Read More ›

Behold, the Ski Map Master – 1/13/19

If you’re a powder lover and have skied the big mountains of the American West or Europe, you are probably very familiar with the art of James Niehues. His painstakingly researched and hand-painted maps are featured at ski resorts all over the world from the US to Canada, China, Australia, Chile, Japan, Korea, Scotland, New Zealand and Serbia. The 72-year old Colorado native painted his first map in 1987 and he’s still going strong today. His maps are wildly popular, so much so that a Kickstarter campaign has funded the first-ever coffee table book of his map art, scheduled for release this summer. “In addition to nearly 100 ski resorts from around the globe, this book will include background information on trail map making and an in-depth look in James Niehues’ remarkable career.

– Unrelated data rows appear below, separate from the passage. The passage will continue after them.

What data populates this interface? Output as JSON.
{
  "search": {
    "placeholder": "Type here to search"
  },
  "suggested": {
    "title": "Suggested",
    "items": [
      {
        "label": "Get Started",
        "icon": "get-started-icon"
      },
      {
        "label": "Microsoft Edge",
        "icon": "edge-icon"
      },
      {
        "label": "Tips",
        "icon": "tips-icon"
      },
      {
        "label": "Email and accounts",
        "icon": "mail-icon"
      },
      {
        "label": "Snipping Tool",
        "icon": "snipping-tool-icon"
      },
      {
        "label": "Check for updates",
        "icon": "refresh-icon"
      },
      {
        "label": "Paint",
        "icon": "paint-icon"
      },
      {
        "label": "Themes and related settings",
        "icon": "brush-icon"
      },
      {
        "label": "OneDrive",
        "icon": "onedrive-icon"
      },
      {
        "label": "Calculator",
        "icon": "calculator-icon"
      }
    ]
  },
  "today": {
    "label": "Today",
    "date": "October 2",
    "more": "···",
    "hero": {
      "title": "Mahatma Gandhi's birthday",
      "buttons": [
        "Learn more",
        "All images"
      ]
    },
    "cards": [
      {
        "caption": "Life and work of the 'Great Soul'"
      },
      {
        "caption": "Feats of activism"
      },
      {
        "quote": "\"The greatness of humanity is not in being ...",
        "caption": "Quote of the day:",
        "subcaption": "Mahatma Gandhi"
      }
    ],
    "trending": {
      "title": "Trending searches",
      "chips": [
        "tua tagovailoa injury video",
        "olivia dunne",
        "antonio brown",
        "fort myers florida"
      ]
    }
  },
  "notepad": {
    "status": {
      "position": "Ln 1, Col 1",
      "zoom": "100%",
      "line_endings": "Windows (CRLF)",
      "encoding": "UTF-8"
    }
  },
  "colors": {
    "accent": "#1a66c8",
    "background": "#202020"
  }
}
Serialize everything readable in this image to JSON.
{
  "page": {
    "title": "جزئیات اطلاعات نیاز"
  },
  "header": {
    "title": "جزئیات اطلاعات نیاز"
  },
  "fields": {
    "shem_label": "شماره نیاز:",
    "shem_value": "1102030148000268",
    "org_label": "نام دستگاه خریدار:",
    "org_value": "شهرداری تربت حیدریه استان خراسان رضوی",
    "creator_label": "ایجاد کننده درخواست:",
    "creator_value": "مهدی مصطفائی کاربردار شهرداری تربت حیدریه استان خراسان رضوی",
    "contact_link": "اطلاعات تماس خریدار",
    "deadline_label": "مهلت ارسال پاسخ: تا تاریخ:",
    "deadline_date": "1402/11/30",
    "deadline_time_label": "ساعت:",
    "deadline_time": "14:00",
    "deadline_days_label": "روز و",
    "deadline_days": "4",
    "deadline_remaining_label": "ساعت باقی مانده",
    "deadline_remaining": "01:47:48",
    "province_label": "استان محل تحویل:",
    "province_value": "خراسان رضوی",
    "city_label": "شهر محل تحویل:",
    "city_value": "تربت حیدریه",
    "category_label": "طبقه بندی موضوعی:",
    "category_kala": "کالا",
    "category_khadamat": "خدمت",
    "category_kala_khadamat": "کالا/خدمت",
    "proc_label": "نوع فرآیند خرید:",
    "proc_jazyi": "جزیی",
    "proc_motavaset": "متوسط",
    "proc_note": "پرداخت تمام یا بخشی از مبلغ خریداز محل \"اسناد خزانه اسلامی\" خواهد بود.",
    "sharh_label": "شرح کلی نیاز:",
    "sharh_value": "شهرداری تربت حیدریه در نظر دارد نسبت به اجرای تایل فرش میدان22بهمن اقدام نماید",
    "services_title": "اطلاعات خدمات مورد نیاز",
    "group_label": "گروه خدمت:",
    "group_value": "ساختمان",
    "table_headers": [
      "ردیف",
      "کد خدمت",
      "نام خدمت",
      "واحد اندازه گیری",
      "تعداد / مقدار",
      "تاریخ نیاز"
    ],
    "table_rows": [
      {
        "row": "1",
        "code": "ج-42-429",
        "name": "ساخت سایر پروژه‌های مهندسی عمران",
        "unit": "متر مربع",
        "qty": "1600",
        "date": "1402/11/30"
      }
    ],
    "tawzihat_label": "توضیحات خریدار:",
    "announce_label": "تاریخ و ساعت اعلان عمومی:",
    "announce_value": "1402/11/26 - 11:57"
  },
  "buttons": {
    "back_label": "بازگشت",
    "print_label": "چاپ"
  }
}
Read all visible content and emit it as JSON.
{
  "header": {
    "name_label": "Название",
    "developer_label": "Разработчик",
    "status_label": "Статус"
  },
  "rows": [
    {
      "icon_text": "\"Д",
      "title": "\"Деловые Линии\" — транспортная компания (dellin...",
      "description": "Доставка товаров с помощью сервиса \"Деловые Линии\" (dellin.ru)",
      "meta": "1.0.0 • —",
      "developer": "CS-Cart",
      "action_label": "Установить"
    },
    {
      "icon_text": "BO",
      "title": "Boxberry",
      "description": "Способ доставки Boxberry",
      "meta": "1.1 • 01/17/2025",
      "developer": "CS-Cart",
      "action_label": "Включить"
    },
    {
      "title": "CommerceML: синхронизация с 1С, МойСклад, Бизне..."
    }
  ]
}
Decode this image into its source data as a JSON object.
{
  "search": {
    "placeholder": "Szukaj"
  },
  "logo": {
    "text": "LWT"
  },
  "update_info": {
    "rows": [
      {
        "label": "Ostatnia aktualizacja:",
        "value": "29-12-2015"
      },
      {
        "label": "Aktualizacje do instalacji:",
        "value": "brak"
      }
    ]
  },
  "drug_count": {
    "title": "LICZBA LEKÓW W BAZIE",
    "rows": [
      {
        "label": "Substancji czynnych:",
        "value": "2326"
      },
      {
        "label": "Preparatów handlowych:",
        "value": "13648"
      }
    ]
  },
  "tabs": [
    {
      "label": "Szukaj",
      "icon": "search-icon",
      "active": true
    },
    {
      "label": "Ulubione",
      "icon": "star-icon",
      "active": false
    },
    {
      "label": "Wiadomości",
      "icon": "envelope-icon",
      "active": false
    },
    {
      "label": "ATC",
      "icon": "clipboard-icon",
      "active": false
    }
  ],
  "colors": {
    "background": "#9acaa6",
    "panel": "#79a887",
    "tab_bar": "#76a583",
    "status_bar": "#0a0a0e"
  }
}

This project is a celebration of Niehues’ life work and his contribution to the ski industry featuring some of the greatest mountain terrain in the world. His work, build on the foundation of artists the came before him, provides the connective tissue that links together millions of ski memories over the last three decades.” [Source: Kickstarter.com] “I think of the paintings as art instead of trail maps. In the […]
Read More ›

Hi Res National Park Maps – 1/8/19

During the government shutdown in 2013, Matt Holly, a ranger with the Natural Resource Stewardship and Science Directorate in Colorado, launched a website that, for the first time ever, made available some 1,053 hi resolution digital maps from all the national parks in our 50 states. The maps are available to view, save and download for free. You can search by state or by park name. In addition to maps of every national park you can also find maps of various national monuments, recreation areas, historic sites, national seashores, lakeshore and rivers. The description of the website states: “NPMaps.com is an independent website and is not affiliated with the National Park Service. This is just a one-man project that gets worked on whenever said guy actually has some free time. It’s hard work!” Thanks, Matt, we truly appreciate it!
Read More ›